BRANT — The Brant Town Board took the first steps to adopting new local laws regarding hydrofracking at its July 8 meeting.
The proposed law, ‘Horizontal Drilling Law,’ was presented to the Brant town board by the planning board, who offered a number of reasons for its necessity.
“Chapter 92, Horizontal Drilling Law, deals with a prohibition of hydrofracking within town limits,” Planning Board Chairman Joseph Ostrowski said in a letter addressed to the board. “While the probability of drilling in Marcellus Shale within town limits is remote, the possibility exists. However, the use of existing and abandoned wells to store or dispose of hydrofracking production waste is a real possibility and poses an extreme danger to the ecosystem of the town of Brant.
“In a recent article published in the Buffalo News, June 22, 2014, it was noted that Oklahoma has seen an unprecedented surge in earthquakes. The 30-year average of quakes was two at 3.0 magnitudes. In 2013, they experienced 109 tremblers of 3.0 or higher. In 2014, there have already been over 200. Scientists say the most likely cause is the recent increase in underground injection wells drilled by the oil and gas industry. There are reports of two abandoned wells within Western New York being used for disposal of contaminated water,” the letter noted.
Ostrowski also stressed the town’s dependency on and need for fresh water, for not only its residents but also its agricultural growth and sustainability.
“The town of Brant is highly dependent on fresh uncontaminated water for agricultural and human consumption. To maintain the quality of food produced within the town, as well as our economic stability, we need to prohibit the disposal of contaminated water within our town. As a good neighbor, we need to prevent the contamination of Lake Erie from polluted water stored in our town.”
The proposed law states that its intent is to “maintain the chemical, physical and biological integrity of the town water supply.
“It is the goal of this law that the discharge of toxic pollutants in toxic amounts into the ground water be prohibited,” it continued.
The law further states that “no land in the town shall be used: To conduct any exploration for natural gas and/or petroleum: To drill horizontally any well for natural gas; to transfer, store, process or treat natural gas; or to dispose of natural gas exploration or production wastes; or to erect any derrick, building or other structure; or to place any machinery or equipment for any such purposes.”
Supervisor Leonard Pero added that it would be a good idea to get the ball rolling on a law, if for nothing else but to protect residents.

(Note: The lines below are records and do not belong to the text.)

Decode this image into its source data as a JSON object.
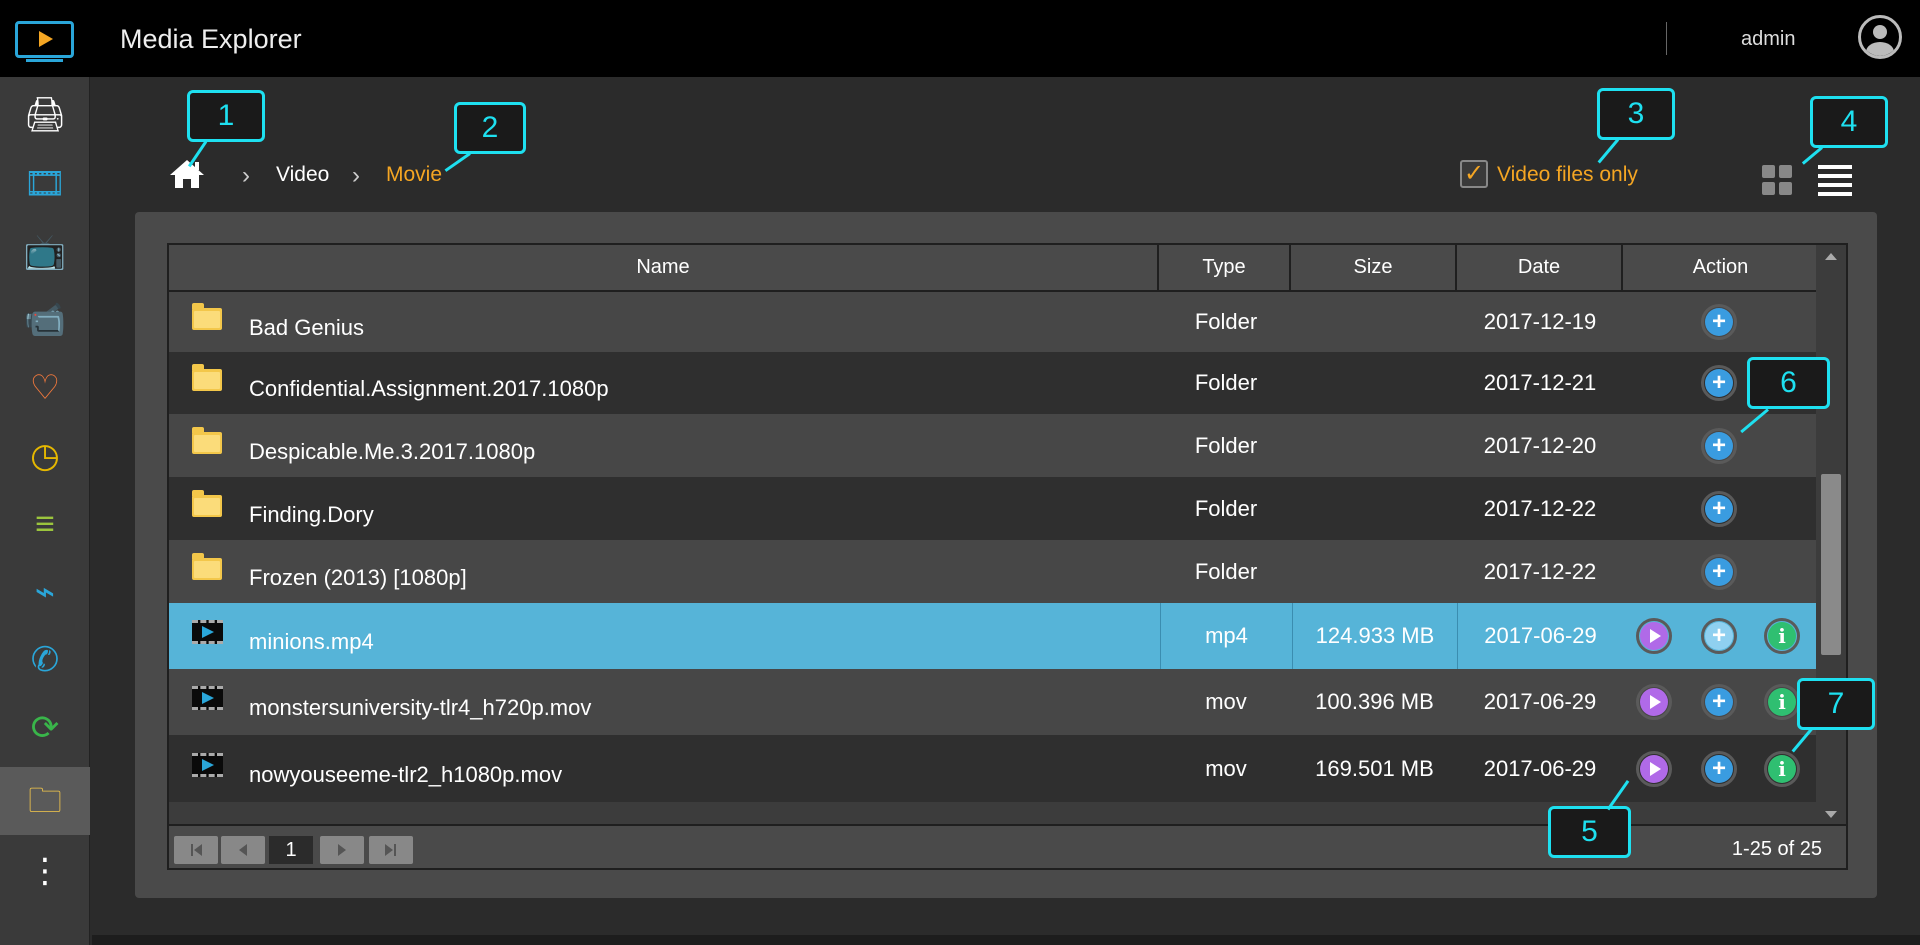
{
  "app": {
    "title": "Media Explorer"
  },
  "user": {
    "name": "admin"
  },
  "sidebar": {
    "items": [
      {
        "name": "nas-icon",
        "glyph": "🖨",
        "color": "#ffffff"
      },
      {
        "name": "film-icon",
        "glyph": "🎞",
        "color": "#2aa6d9"
      },
      {
        "name": "tv-icon",
        "glyph": "📺",
        "color": "#2aa6d9"
      },
      {
        "name": "camcorder-icon",
        "glyph": "📹",
        "color": "#39b54a"
      },
      {
        "name": "heart-icon",
        "glyph": "♡",
        "color": "#f0783c"
      },
      {
        "name": "clock-icon",
        "glyph": "◷",
        "color": "#e6b800"
      },
      {
        "name": "playlist-icon",
        "glyph": "≡",
        "color": "#9bc53d"
      },
      {
        "name": "plug-icon",
        "glyph": "⌁",
        "color": "#2aa6d9"
      },
      {
        "name": "remote-icon",
        "glyph": "✆",
        "color": "#2aa6d9"
      },
      {
        "name": "clapper-icon",
        "glyph": "⟳",
        "color": "#39b54a"
      },
      {
        "name": "folder-video-icon",
        "glyph": "🗀",
        "color": "#f3c74a"
      },
      {
        "name": "more-icon",
        "glyph": "⋮",
        "color": "#ffffff"
      }
    ]
  },
  "breadcrumb": {
    "items": [
      "Video",
      "Movie"
    ]
  },
  "filter": {
    "label": "Video files only",
    "checked": true
  },
  "table": {
    "headers": [
      "Name",
      "Type",
      "Size",
      "Date",
      "Action"
    ],
    "rows": [
      {
        "name": "Bad Genius",
        "type": "Folder",
        "size": "",
        "date": "2017-12-19",
        "kind": "folder"
      },
      {
        "name": "Confidential.Assignment.2017.1080p",
        "type": "Folder",
        "size": "",
        "date": "2017-12-21",
        "kind": "folder"
      },
      {
        "name": "Despicable.Me.3.2017.1080p",
        "type": "Folder",
        "size": "",
        "date": "2017-12-20",
        "kind": "folder"
      },
      {
        "name": "Finding.Dory",
        "type": "Folder",
        "size": "",
        "date": "2017-12-22",
        "kind": "folder"
      },
      {
        "name": "Frozen (2013) [1080p]",
        "type": "Folder",
        "size": "",
        "date": "2017-12-22",
        "kind": "folder"
      },
      {
        "name": "minions.mp4",
        "type": "mp4",
        "size": "124.933 MB",
        "date": "2017-06-29",
        "kind": "video",
        "selected": true
      },
      {
        "name": "monstersuniversity-tlr4_h720p.mov",
        "type": "mov",
        "size": "100.396 MB",
        "date": "2017-06-29",
        "kind": "video"
      },
      {
        "name": "nowyouseeme-tlr2_h1080p.mov",
        "type": "mov",
        "size": "169.501 MB",
        "date": "2017-06-29",
        "kind": "video"
      }
    ]
  },
  "pager": {
    "current_page": "1",
    "count_label": "1-25 of 25"
  },
  "callouts": [
    "1",
    "2",
    "3",
    "4",
    "5",
    "6",
    "7"
  ],
  "colors": {
    "accent": "#f5a623",
    "selected_row": "#56b4d8",
    "callout": "#1ee0f0"
  }
}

“My feeling on this is, it doesn’t hurt to adopt this law,” Pero said. “We don’t have Marcellus Shale in our area, but this is a protection for us. I do believe that this law would be a protection for our town and our area.”
Town Attorney William Trask pointed out that, although Pero was prepared to move forward with a public hearing for next month, the town would have to start the State Environmental Quality Review process first. Trask also pointed out that the town could be prepared to go to a public hearing in September.
“After having the chance to review all of this, I thought the most interesting part, and frankly, something that I hadn’t thought of, was the prohibition against disposing of contaminated water, which is a huge byproduct of hydro-fracking, in our wells that are not currently being used or are abandoned,” Trask said. “That could possibly expose our aquifer and underground hydraulic system to those chemicals and no one really has an idea what’s in those chemicals that are added to the water for hydrofracking itself, because the drilling companies are not required to disclose that information. I think that, in a lot of ways, that was a very meritorious part of this law.”
“I do think that this is something we should move along,” Trask said.
Former town councilman Daniel Kujawinski, who sponsored a local law to ban fracking in Brant, in order to protect the aquifers during his time on the town board, believed that there are many plausible reasons for such a law.
Citing a draft report by CRA Engineering from July 2008, using census figures, “there are approximately 200 water service connections in the town of 710 housing units” Kujawinski said, “so over 70 percent of the housing units depend on well water. Once an aquifer is polluted, it’s nearly impossible to clean.”
“A large number of town residents depend on well water for the water supply. There are many other reasons for a ban, e.g., our location is an active earthquake zone, a UB study, and others, finding a high degree of radioactivity in tons of waste water that would have to be disposed of, and more,” he concluded.
Before coming to a public hearing, the proposed law will also be given to Code Enforcement Officer Gary Brecker for review.
In other board news:
– The speed limit on Route 249 coming out of North Collins to Versailles Road was set at 45 mph.
– A 2008 Ford Expedition truck was declared surplus and will be replaced this fall, on state bid. It was noted that the cost to repair the truck exceeded its blue book value.
The next town of Brant meeting will take place on August 12, at the Brant town hall.